* _Exercise goal_
Report every line below that holds the word "stessa".

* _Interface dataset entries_
○ ○ ○ ○
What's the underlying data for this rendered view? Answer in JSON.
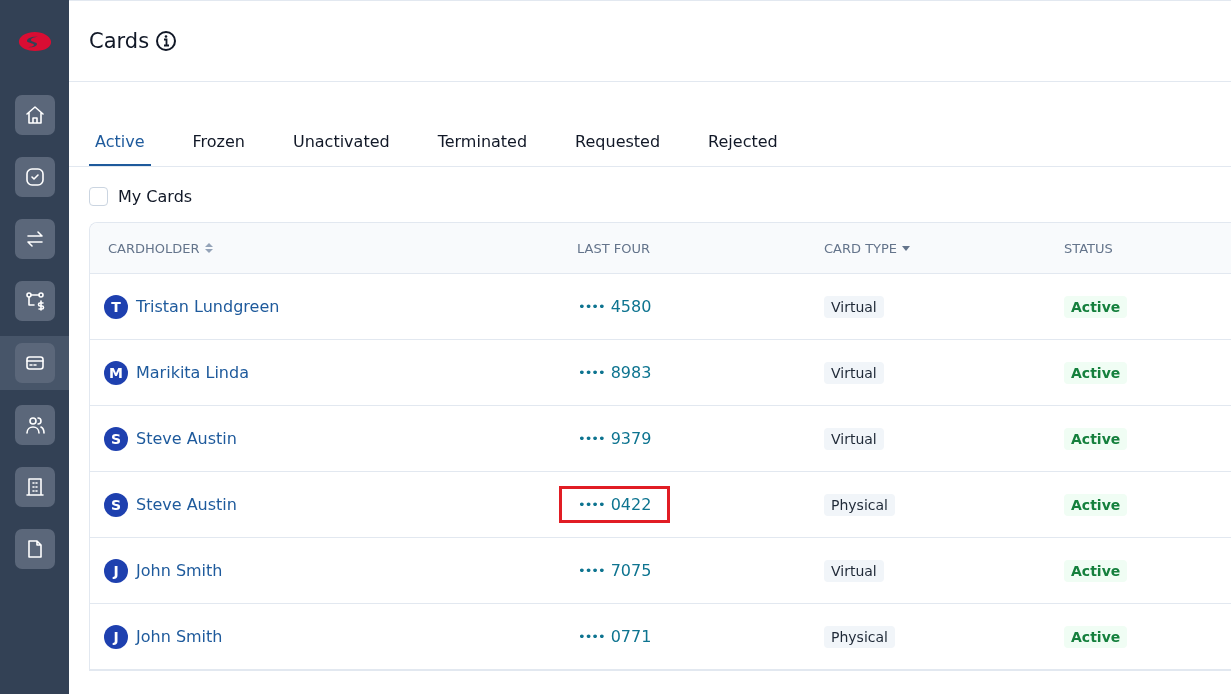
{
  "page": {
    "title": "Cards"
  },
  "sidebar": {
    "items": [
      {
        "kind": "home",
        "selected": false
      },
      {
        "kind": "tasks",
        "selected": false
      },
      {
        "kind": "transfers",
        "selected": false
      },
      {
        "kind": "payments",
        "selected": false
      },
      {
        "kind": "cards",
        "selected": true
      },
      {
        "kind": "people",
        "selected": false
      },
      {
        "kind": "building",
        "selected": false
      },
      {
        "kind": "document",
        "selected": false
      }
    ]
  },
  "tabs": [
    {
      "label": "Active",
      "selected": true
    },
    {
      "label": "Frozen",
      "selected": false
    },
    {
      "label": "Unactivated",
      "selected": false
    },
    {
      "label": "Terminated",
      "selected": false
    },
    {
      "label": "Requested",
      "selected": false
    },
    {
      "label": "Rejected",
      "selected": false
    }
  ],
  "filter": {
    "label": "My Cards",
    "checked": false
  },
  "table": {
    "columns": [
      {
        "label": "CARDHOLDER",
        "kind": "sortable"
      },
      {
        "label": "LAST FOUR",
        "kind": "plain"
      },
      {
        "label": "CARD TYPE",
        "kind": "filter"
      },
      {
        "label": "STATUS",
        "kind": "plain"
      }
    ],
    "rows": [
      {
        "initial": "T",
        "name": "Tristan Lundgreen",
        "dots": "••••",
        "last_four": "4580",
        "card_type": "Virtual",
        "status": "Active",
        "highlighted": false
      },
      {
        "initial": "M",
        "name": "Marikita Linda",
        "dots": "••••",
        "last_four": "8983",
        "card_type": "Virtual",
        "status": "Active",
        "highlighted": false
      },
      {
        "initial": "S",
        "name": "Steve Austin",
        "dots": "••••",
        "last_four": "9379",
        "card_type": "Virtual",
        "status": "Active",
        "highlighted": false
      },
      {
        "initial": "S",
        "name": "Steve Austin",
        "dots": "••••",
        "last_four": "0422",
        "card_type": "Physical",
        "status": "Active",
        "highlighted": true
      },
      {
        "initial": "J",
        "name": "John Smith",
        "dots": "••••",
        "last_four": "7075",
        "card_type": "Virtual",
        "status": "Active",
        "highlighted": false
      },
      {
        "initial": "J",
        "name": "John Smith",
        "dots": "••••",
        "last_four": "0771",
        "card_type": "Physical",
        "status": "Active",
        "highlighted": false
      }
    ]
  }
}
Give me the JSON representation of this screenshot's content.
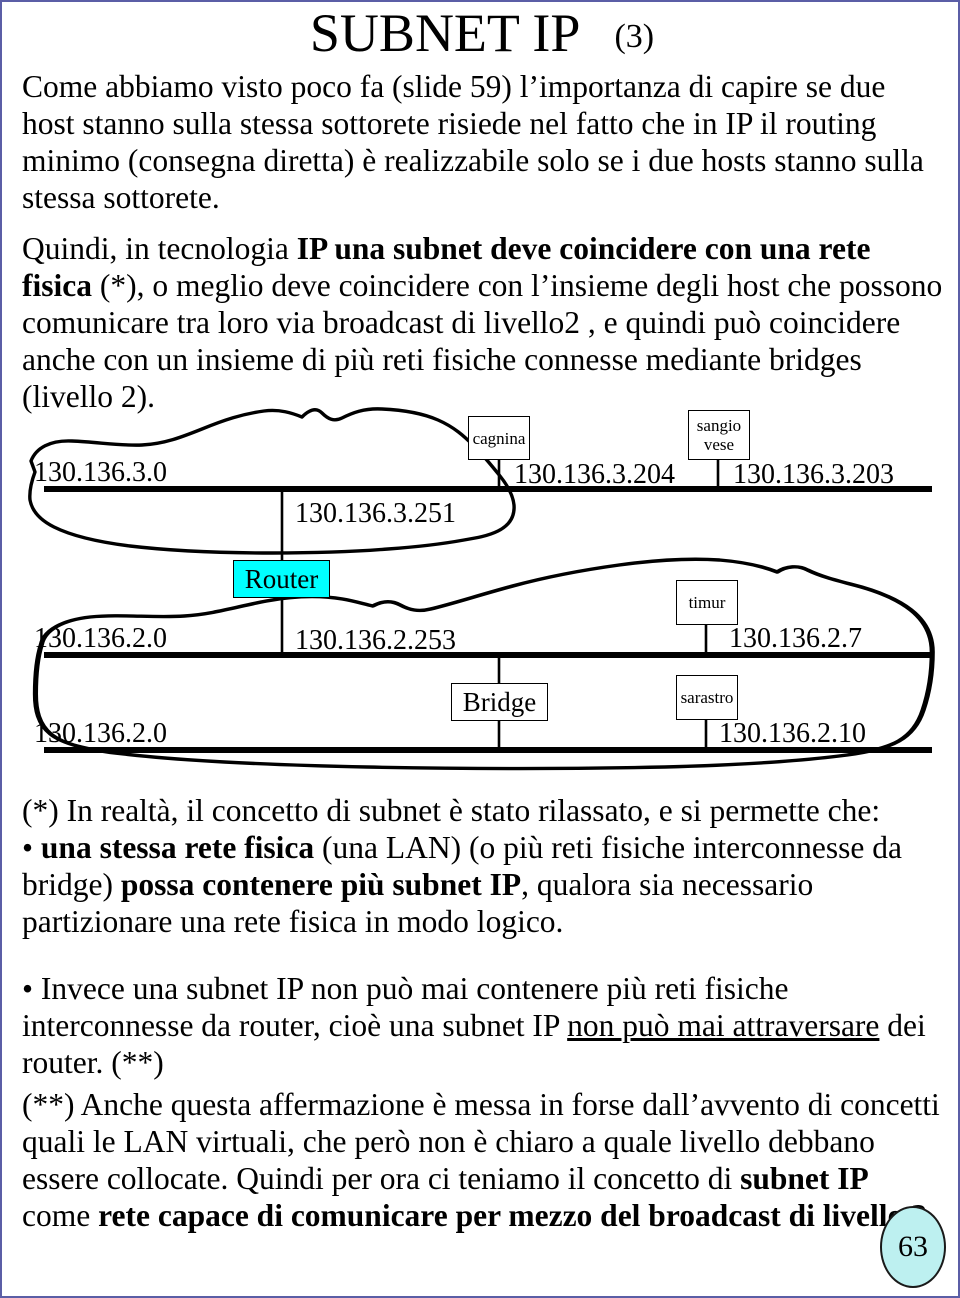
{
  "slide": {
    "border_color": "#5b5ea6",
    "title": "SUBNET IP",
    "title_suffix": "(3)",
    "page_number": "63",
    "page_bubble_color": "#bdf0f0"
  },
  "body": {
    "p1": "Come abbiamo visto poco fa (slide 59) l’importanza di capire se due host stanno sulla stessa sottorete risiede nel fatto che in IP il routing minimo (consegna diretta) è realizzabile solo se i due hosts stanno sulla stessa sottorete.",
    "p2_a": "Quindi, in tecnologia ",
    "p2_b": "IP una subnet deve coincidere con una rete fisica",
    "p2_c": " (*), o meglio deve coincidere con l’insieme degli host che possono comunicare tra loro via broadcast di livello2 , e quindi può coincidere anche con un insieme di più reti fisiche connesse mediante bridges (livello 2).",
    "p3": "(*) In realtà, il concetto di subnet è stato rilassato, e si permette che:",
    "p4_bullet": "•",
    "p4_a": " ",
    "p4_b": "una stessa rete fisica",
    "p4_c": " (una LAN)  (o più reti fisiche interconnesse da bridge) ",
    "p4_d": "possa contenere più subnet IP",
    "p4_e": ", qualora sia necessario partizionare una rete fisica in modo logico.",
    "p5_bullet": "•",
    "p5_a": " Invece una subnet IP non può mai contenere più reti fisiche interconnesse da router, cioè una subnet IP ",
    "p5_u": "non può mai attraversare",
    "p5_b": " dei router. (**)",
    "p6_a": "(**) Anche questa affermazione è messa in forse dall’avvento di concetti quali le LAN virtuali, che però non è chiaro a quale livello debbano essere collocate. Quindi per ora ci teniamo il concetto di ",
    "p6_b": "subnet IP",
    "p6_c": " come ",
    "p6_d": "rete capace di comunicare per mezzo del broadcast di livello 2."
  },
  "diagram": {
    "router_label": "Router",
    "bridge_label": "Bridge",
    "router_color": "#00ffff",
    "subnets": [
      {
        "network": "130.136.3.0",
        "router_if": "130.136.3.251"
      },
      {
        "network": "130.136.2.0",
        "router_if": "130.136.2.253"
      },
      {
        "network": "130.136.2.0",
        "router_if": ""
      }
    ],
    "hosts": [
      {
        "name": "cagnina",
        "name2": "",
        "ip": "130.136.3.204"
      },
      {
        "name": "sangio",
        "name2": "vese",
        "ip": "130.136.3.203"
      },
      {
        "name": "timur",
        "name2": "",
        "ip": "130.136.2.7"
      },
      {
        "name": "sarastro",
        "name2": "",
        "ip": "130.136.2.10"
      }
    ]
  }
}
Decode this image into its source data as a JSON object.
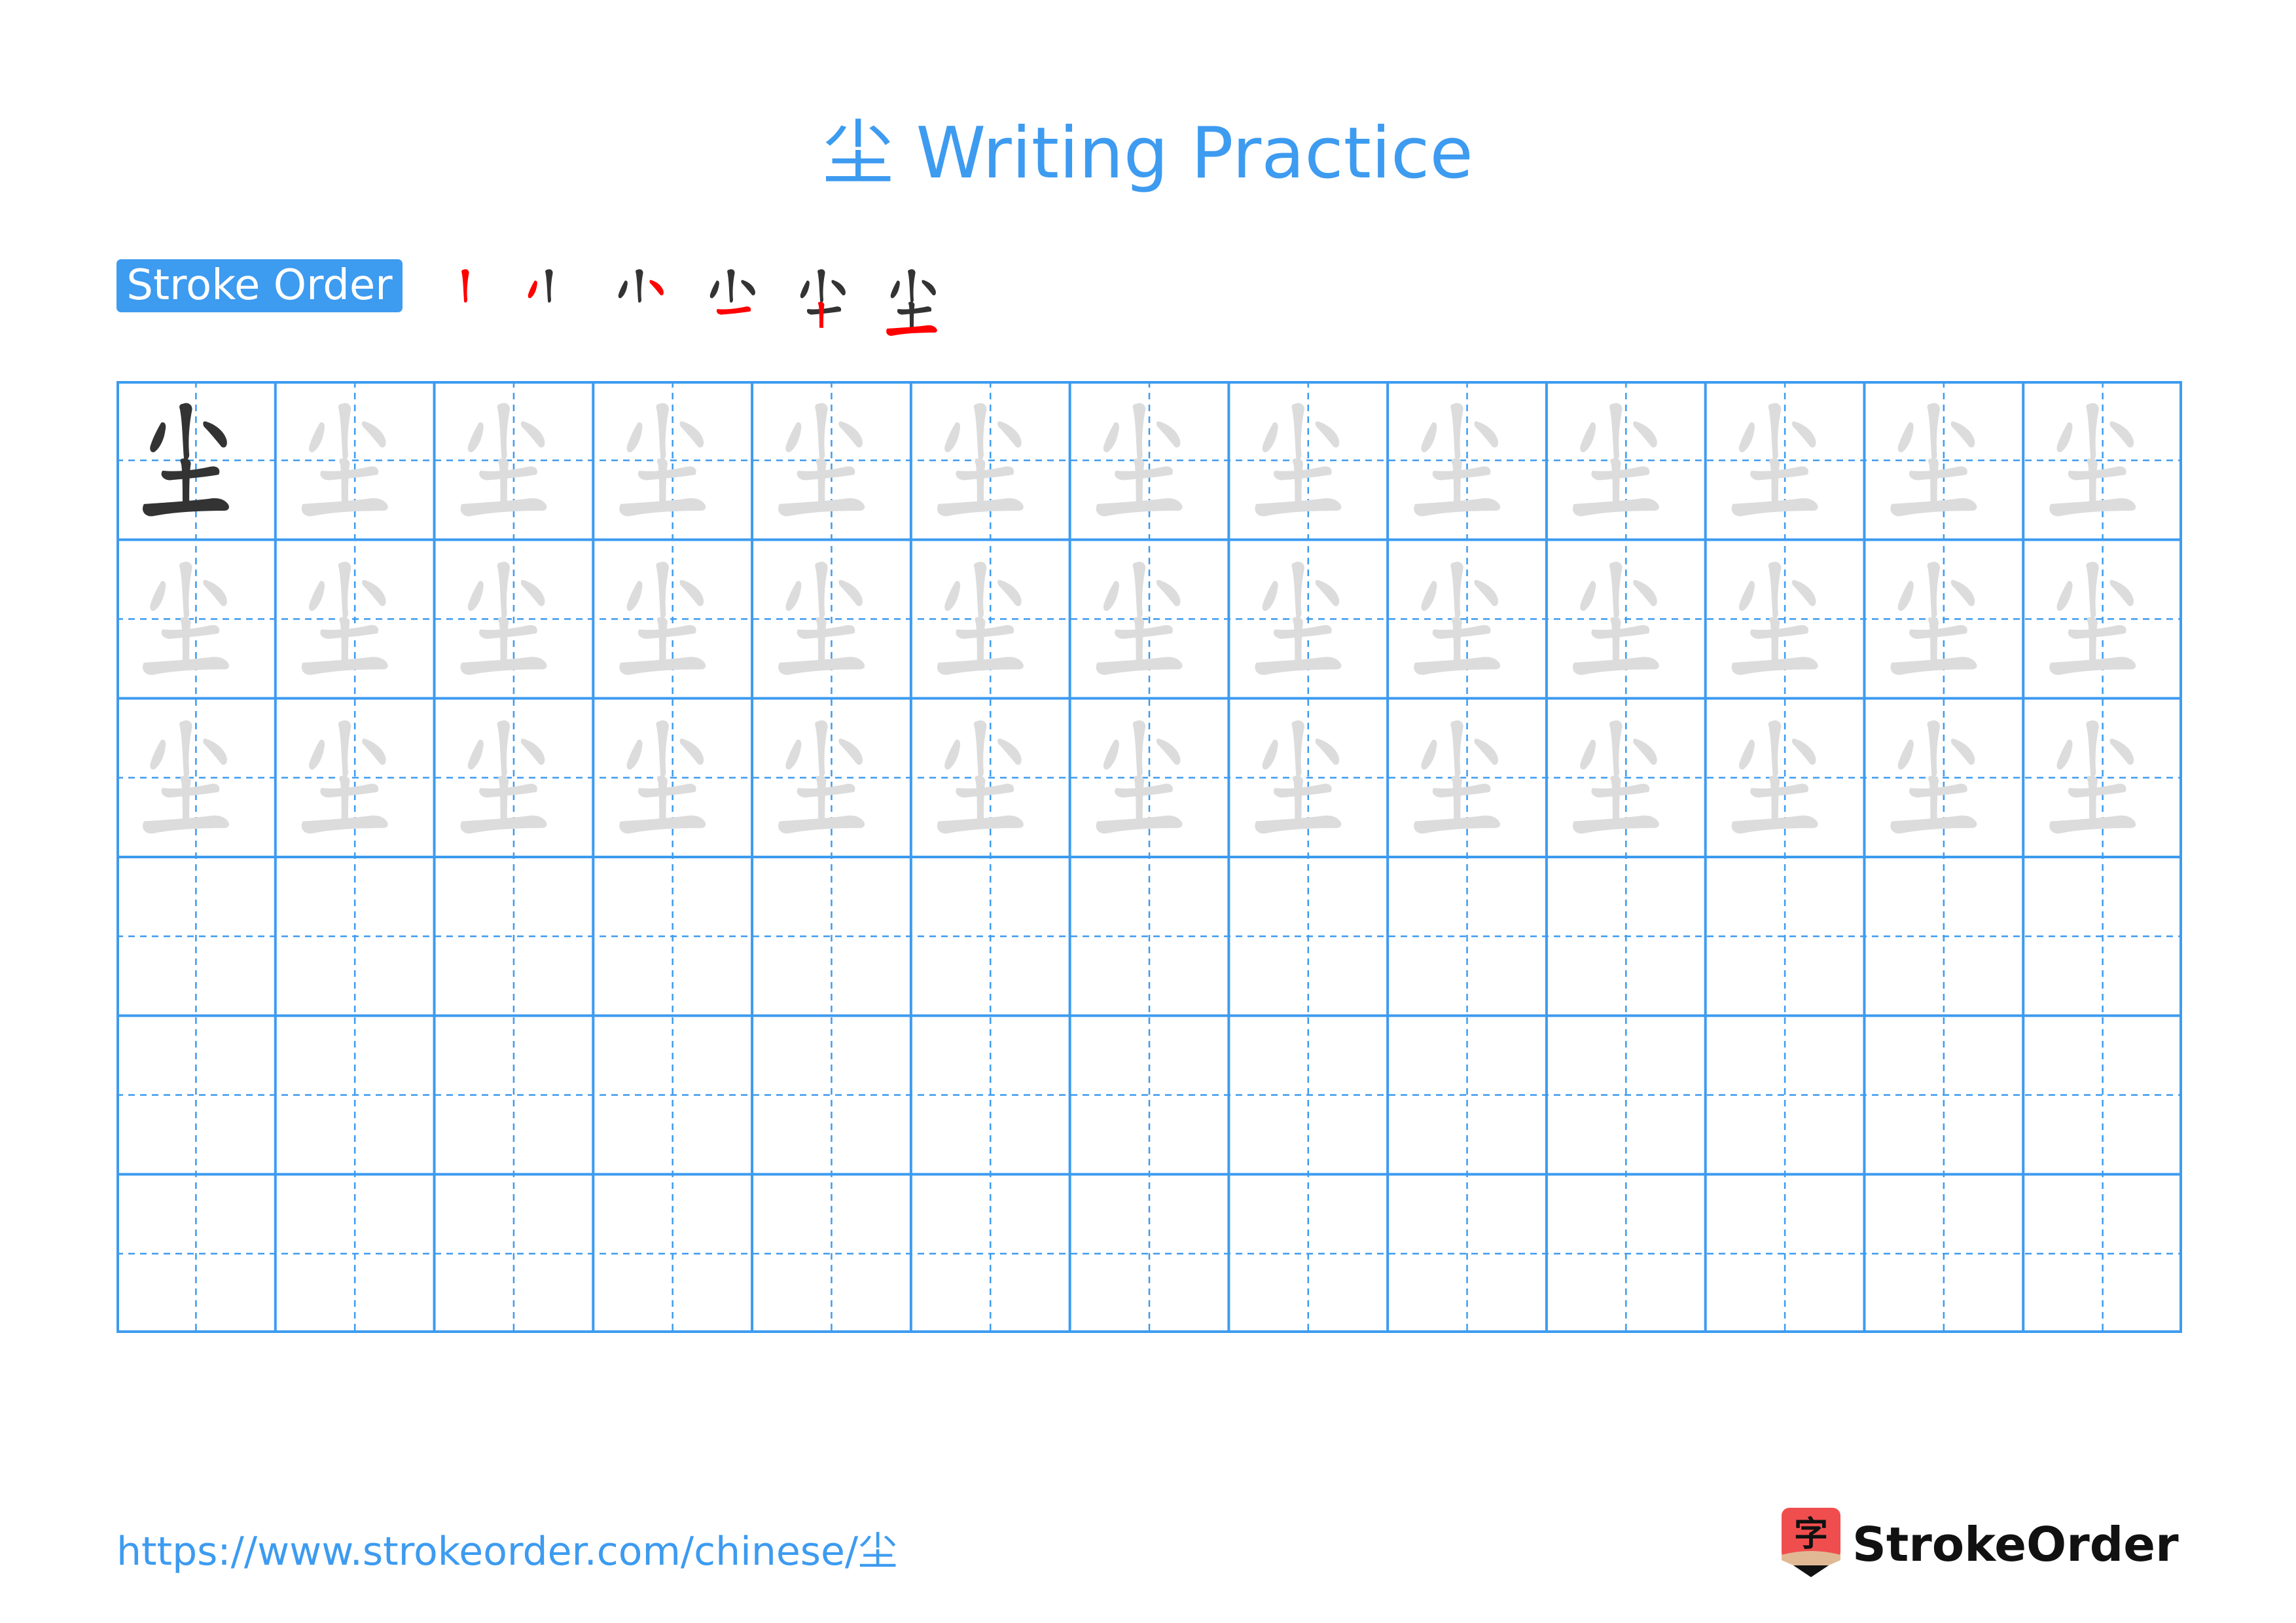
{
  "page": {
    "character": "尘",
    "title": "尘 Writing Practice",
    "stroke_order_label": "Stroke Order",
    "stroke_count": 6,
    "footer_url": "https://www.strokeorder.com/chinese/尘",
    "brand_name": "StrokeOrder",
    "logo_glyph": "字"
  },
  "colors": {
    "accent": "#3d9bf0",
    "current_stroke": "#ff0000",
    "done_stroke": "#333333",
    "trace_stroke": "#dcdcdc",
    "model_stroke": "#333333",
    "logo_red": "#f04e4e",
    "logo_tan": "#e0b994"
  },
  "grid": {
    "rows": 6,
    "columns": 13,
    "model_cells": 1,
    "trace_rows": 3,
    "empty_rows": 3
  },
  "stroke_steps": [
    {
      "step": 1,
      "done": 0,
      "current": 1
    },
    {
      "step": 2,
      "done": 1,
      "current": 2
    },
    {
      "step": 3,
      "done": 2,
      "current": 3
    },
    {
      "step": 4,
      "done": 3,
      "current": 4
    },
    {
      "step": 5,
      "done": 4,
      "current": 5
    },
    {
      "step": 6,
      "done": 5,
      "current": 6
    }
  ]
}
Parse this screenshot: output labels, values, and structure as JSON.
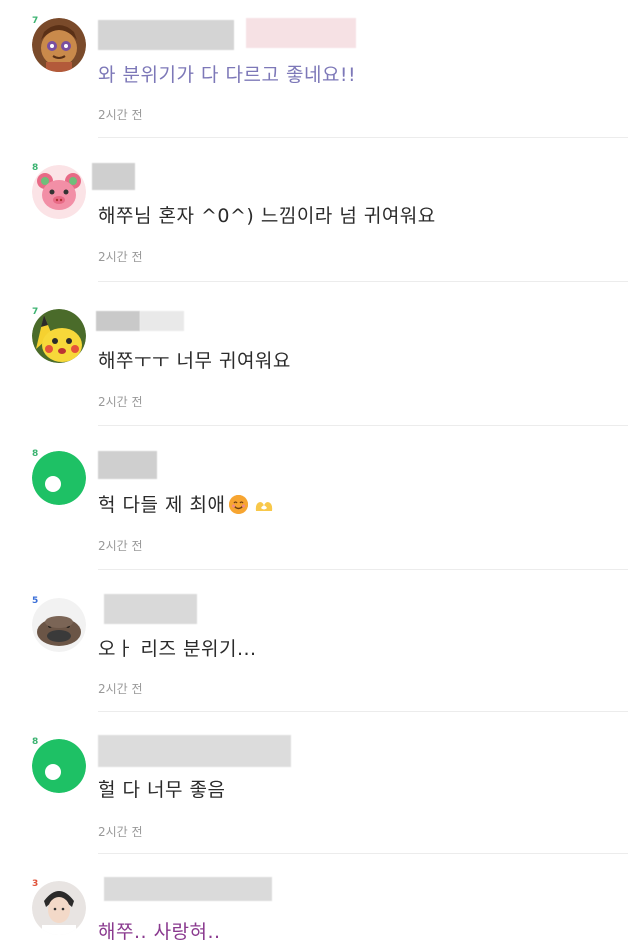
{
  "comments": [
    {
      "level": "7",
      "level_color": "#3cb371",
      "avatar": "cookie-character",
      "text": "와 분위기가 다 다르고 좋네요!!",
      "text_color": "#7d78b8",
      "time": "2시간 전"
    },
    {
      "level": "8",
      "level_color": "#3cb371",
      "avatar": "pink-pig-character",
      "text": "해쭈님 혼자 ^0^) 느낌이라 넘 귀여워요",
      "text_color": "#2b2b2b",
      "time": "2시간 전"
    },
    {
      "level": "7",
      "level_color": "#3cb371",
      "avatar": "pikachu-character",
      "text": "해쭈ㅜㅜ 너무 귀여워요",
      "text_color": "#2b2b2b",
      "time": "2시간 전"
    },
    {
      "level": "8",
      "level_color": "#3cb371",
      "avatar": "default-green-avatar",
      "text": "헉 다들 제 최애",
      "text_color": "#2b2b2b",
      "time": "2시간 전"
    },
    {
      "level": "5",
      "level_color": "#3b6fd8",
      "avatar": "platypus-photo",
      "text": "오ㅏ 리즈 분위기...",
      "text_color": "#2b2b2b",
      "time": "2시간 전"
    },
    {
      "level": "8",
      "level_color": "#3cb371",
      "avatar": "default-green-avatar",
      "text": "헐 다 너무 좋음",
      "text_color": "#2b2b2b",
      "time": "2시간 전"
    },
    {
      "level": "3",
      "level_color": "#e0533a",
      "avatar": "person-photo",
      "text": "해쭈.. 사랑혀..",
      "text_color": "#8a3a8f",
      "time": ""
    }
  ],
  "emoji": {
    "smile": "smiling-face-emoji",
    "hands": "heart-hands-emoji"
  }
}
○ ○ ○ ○
* _Solution for this task_
    "p1": "Come abbiamo visto poco fa (slide 59) l’importanza di capire se due host stanno sulla stessa sottorete risiede nel fatto che in IP il routing minimo (consegna diretta) è realizzabile solo se i due hosts stanno sulla stessa sottorete.",
    "p4_b": "una stessa rete fisica",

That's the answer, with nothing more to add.